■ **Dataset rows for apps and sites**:
--- START ---
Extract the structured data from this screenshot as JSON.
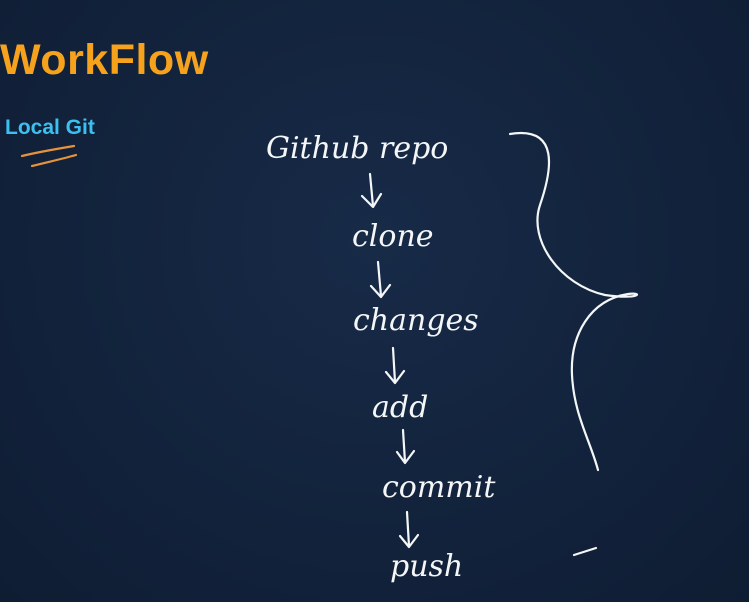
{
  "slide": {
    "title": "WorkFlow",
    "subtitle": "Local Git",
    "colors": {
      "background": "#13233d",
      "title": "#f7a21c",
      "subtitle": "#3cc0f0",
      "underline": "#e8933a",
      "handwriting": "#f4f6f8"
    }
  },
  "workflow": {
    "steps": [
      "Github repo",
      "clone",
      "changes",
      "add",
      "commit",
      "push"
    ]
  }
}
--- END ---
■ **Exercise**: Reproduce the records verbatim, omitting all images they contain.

■ **Answer to this task**:
Extract the structured data from this screenshot as JSON.
{
  "slide": {
    "title": "WorkFlow",
    "subtitle": "Local Git",
    "colors": {
      "background": "#13233d",
      "title": "#f7a21c",
      "subtitle": "#3cc0f0",
      "underline": "#e8933a",
      "handwriting": "#f4f6f8"
    }
  },
  "workflow": {
    "steps": [
      "Github repo",
      "clone",
      "changes",
      "add",
      "commit",
      "push"
    ]
  }
}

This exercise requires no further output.